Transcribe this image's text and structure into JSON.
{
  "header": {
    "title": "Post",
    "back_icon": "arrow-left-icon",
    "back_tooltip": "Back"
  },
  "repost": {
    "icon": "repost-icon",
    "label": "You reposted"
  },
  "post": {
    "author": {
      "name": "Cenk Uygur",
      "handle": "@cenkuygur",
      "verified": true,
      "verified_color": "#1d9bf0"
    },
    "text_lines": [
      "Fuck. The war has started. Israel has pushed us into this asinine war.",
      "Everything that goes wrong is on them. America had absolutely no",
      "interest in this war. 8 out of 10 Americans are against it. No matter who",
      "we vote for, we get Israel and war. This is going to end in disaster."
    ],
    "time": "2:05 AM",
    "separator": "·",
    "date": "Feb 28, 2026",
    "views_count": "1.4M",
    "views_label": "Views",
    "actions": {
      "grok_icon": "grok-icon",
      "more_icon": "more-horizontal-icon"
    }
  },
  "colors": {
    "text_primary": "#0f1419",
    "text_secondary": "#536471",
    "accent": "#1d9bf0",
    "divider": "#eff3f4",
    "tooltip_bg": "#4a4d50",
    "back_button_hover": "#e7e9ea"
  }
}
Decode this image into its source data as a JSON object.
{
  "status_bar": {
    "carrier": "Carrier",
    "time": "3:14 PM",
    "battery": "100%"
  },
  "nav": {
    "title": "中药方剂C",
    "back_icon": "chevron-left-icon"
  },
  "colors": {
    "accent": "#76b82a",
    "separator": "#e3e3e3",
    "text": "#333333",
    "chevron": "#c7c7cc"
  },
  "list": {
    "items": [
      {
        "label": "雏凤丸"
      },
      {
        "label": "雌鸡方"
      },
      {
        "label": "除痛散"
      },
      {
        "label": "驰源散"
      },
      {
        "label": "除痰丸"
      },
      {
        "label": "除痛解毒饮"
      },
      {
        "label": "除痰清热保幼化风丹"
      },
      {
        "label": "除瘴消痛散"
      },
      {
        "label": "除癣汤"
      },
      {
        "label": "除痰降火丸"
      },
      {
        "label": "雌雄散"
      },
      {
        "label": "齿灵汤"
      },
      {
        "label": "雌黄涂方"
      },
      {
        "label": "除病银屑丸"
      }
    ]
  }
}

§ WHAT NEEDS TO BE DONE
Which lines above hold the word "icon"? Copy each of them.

§ WRITTEN ANSWER
    "back_icon": "arrow-left-icon",
    "icon": "repost-icon",
      "grok_icon": "grok-icon",
      "more_icon": "more-horizontal-icon"
    "back_icon": "chevron-left-icon"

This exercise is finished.